The Music Memory game is great for practicing your pitch recognition. It plays each of the notes for the scale of Do, Re, Mi, Fa, So, La, Ti. Then, it plays a note and asks you to select the matching one. It also tells you whether you’re right or wrong before moving on to the next sound. There is background music in this game, which makes it more challenging and a better fit once you’ve had some practice with pitch perception already.
4 top tips to reconnect with music
“One day I was listening to my favorite song and I started crying because I could finally hear the music in it—every instrument that was being played.”
Listen, listen and listen again
Listen to your old favorites over and over – you will be surprised how the sound quality can improve over time.
Music sounds better with streaming
Streaming is a great way to enjoy your tunes by transferring music directly to your sound processor.
Start with familiar music
Start by choosing music you are familiar with, or simple tunes with a strong beat like children's songs.
Try different musical styles
Rock, rap, ballroom or country music are good options because they rely heavily on a musical beat.
Get connected with streaming technology
Some everyday activities can be more challenging than others.
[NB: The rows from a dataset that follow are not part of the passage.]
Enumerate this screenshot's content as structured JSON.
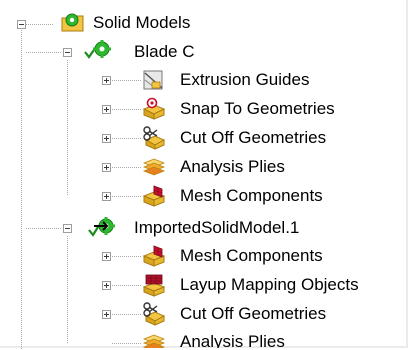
{
  "tree": {
    "root": {
      "label": "Solid Models",
      "icon": "solid-models-folder-icon"
    },
    "models": [
      {
        "label": "Blade C",
        "icon": "solid-model-gear-check-icon",
        "children": [
          {
            "label": "Extrusion Guides",
            "icon": "extrusion-guides-icon"
          },
          {
            "label": "Snap To Geometries",
            "icon": "snap-to-geometry-icon"
          },
          {
            "label": "Cut Off Geometries",
            "icon": "cut-off-geometry-icon"
          },
          {
            "label": "Analysis Plies",
            "icon": "analysis-plies-icon"
          },
          {
            "label": "Mesh Components",
            "icon": "mesh-components-icon"
          }
        ]
      },
      {
        "label": "ImportedSolidModel.1",
        "icon": "imported-solid-model-icon",
        "children": [
          {
            "label": "Mesh Components",
            "icon": "mesh-components-icon"
          },
          {
            "label": "Layup Mapping Objects",
            "icon": "layup-mapping-objects-icon"
          },
          {
            "label": "Cut Off Geometries",
            "icon": "cut-off-geometry-icon"
          },
          {
            "label": "Analysis Plies",
            "icon": "analysis-plies-icon"
          }
        ]
      }
    ]
  },
  "colors": {
    "tree_line": "#a9a9a9",
    "gear_green": "#2fb82f",
    "check_green": "#1a8a1a",
    "folder_yellow": "#f4c542",
    "accent_red": "#c8102e"
  }
}
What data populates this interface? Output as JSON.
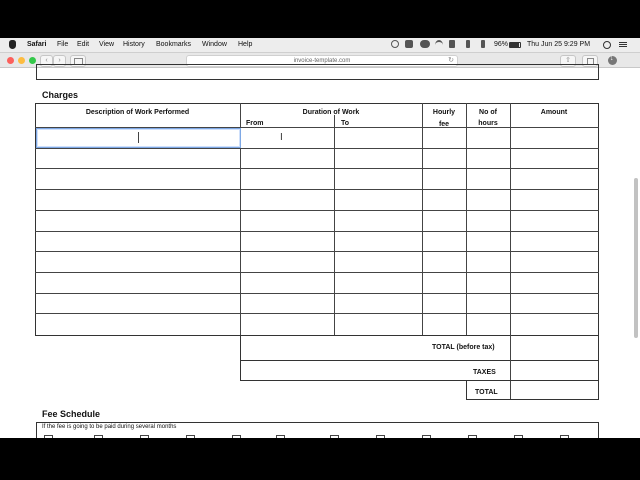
{
  "menubar": {
    "app_name": "Safari",
    "items": [
      "File",
      "Edit",
      "View",
      "History",
      "Bookmarks",
      "Window",
      "Help"
    ],
    "battery": "96%",
    "datetime": "Thu Jun 25  9:29 PM",
    "status_icons": [
      "clock-icon",
      "record-icon",
      "cloud-icon",
      "wifi-icon",
      "volume-icon",
      "bluetooth-icon",
      "battery-icon",
      "search-icon",
      "list-icon"
    ]
  },
  "toolbar": {
    "url": "invoice-template.com",
    "buttons": [
      "back-button",
      "forward-button",
      "sidebar-button",
      "reload-button",
      "share-button",
      "tabs-button",
      "download-button"
    ]
  },
  "charges": {
    "title": "Charges",
    "headers": {
      "description": "Description of Work Performed",
      "duration": "Duration of Work",
      "from": "From",
      "to": "To",
      "hourly_line1": "Hourly",
      "hourly_line2": "fee",
      "hours_line1": "No of",
      "hours_line2": "hours",
      "amount": "Amount"
    },
    "row_count": 10,
    "total_before_tax": "TOTAL (before tax)",
    "taxes": "TAXES",
    "total": "TOTAL"
  },
  "fee_schedule": {
    "title": "Fee Schedule",
    "note": "If the fee is going to be paid during several months"
  },
  "colors": {
    "focus_border": "#7ea8e5",
    "close": "#fc605c",
    "minimize": "#fdbc40",
    "zoom": "#34c84a"
  }
}
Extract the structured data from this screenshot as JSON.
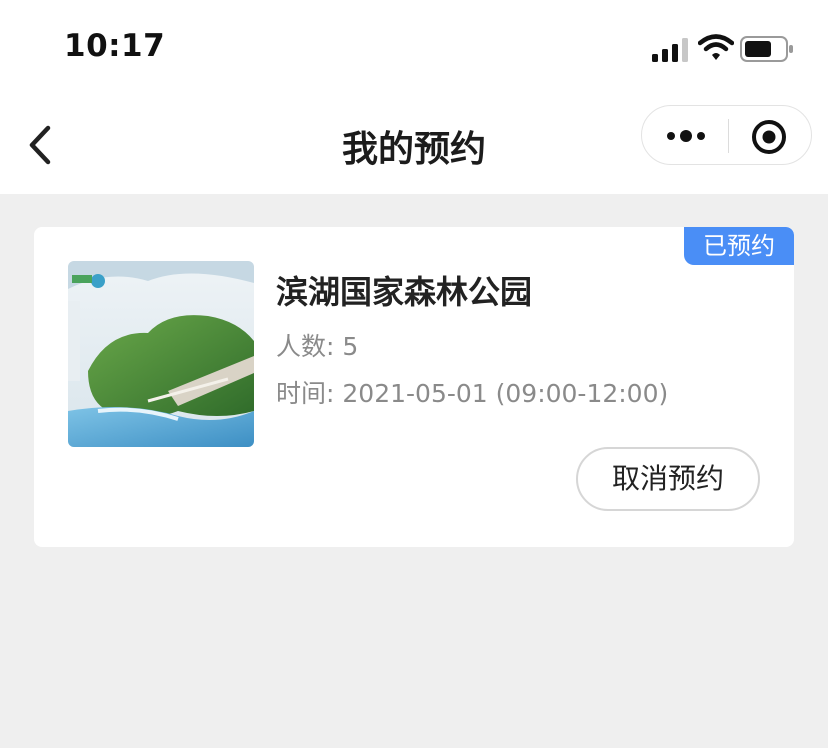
{
  "status_bar": {
    "time": "10:17"
  },
  "nav": {
    "title": "我的预约"
  },
  "reservation": {
    "badge": "已预约",
    "park_name": "滨湖国家森林公园",
    "people_label": "人数:",
    "people_value": "5",
    "time_label": "时间:",
    "time_value": "2021-05-01 (09:00-12:00)",
    "cancel_label": "取消预约"
  },
  "colors": {
    "accent": "#4a8ef6",
    "background": "#efefef",
    "muted_text": "#8a8a8a"
  },
  "icons": {
    "back": "chevron-left-icon",
    "more": "more-dots-icon",
    "close": "target-circle-icon",
    "signal": "cell-signal-icon",
    "wifi": "wifi-icon",
    "battery": "battery-icon"
  }
}
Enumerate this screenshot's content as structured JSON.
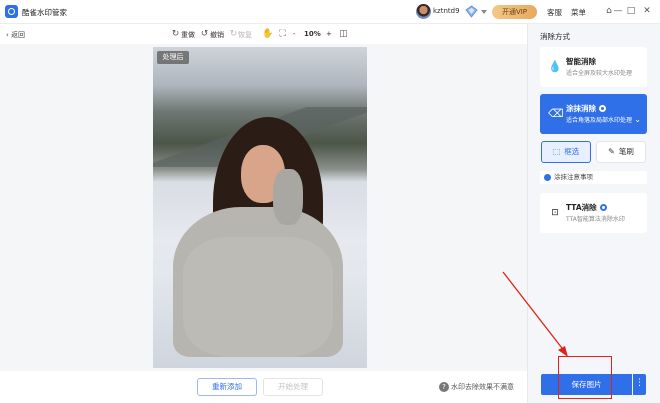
{
  "titlebar": {
    "app_title": "酷雀水印管家",
    "username": "kztntd9",
    "vip_label": "开通VIP",
    "service_label": "客服",
    "menu_label": "菜单",
    "min_symbol": "—",
    "max_symbol": "□",
    "close_symbol": "✕",
    "skin_symbol": "⌂"
  },
  "toolbar": {
    "back_label": "返回",
    "redo_label": "重做",
    "undo_label": "撤销",
    "restore_label": "恢复",
    "zoom_minus": "-",
    "zoom_value": "10%",
    "zoom_plus": "+"
  },
  "canvas": {
    "after_badge": "处理后"
  },
  "actions": {
    "readd_label": "重新添加",
    "start_label": "开始处理",
    "help_symbol": "?",
    "help_text": "水印去除效果不满意"
  },
  "panel": {
    "title": "消除方式",
    "modes": [
      {
        "title": "智能消除",
        "desc": "适合全屏及较大水印处理",
        "icon": "drop-icon"
      },
      {
        "title": "涂抹消除",
        "desc": "适合角落及局部水印处理",
        "icon": "eraser-icon"
      },
      {
        "title": "TTA消除",
        "desc": "TTA智能算法消除水印",
        "icon": "tta-icon"
      }
    ],
    "tool_select": "框选",
    "tool_brush": "笔刷",
    "notice": "涂抹注意事项",
    "save_label": "保存图片",
    "more_symbol": "⋮"
  },
  "colors": {
    "accent": "#2f6fe8",
    "annotation": "#e0221c",
    "vip_gold": "#e8a95e"
  }
}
That's where True Wireless™ accessories can help maximize your hearing experience.
Please seek advice from your health professional about treatments for hearing loss. Outcomes may vary, and your health professional will advise you about the factors which could affect your outcome. Always read the instructions for use. Not all products are available in all countries. Please contact your local Cochlear representative for product information.
Views expressed are those of the individual. Consult your health professional to determine if you are a candidate for Cochlear technology.
*For complete smartphone compatibility information, please visit www.cochlear.com/compatibility
†The Bluetooth® word mark and logos are registered trademarks owned by Bluetooth SIG, Inc. and any use of such marks by Cochlear is under license.